They lit up a pile of charcoal in a homemade barbecue to cook some meat and warm up, perhaps even as an innocent, cost-free pastime. Five friends in their 20s, all students, ate their meal, had a few drinks, probably joked around a bit, maybe watched a couple of movies on the computer, and then fell asleep with the fire still going, the windows to their student accommodation shut.
I doubt whether these kids had ever heard of the toxic effects of carbon monoxide, of the dangers of using a makeshift grill constructed of a metal oil drum cut in half and mounted on steel legs, especially as a source of heating, or of the risks of having a fire burning in an enclosed space.
I doubt whether they even knew that old-timers call this kind of contraption a “mangali.” The boys probably called it a grill.

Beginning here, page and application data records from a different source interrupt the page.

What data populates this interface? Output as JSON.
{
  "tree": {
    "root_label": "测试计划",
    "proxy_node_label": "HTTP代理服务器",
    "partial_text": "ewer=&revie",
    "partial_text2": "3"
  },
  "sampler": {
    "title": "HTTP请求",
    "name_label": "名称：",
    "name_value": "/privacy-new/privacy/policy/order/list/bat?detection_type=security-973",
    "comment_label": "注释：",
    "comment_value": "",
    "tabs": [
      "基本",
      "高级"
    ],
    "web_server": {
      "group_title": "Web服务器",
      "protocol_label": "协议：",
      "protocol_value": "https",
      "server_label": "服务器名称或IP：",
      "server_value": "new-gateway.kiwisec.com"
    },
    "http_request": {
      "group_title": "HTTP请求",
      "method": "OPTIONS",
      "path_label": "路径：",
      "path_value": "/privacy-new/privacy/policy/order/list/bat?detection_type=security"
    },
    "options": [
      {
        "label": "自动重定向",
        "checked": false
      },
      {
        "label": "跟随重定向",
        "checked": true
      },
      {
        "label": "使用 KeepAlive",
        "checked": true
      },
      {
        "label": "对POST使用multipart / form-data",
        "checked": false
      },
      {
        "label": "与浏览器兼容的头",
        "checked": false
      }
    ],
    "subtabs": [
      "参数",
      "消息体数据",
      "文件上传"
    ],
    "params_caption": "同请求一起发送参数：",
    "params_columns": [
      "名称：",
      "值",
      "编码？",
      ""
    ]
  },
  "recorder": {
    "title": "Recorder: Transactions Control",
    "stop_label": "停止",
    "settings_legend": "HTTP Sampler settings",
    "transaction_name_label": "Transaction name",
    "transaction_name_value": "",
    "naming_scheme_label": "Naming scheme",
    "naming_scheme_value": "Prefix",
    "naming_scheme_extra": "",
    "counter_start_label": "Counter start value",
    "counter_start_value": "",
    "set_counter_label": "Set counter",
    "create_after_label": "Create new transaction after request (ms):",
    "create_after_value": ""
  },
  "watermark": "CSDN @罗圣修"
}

I doubt whether their parents talked to them about the “mangalia” of their childhoods or their grandparents told them stories of going hungry during the Nazi occupation.
I doubt whether they knew what it means to be hungry and in need.
These were five children of the post-1990 era, like my own, who yesterday asked me what a “mangali” was when they read the word in news headlines.
These are kids accustomed to central heating and air conditioning, who cannot fathom a world without mobile phones and high-speed Internet, and who arrange their appointments with their friends and dates on Facebook.
These are children that have been coddled, that are as tender as seedlings at a nursery, children with dreams of going to university and getting a good job, like the generations before them. But there is a crucial difference between them and their elders: They know nothing of what it means to really be in danger, and as such they don’t know how to react to it. They have no idea how to survive in difficult or extreme conditions.
They are defenseless, but one day they will learn.
Two of the five students who fell asleep with the fire in their “mangali” still burning didn’t get the chance.
They didn’t get the chance to learn to discern between playing around and true need. They didn’t get a chance to learn how to spot dangers and react to them. For them life was a game, happiness, a constant discovery. There were no defeats and disappointments. They lit a fire, cooked some food, had a lark, cracked open a few beers – they were happy with what little they had. And then they fell asleep.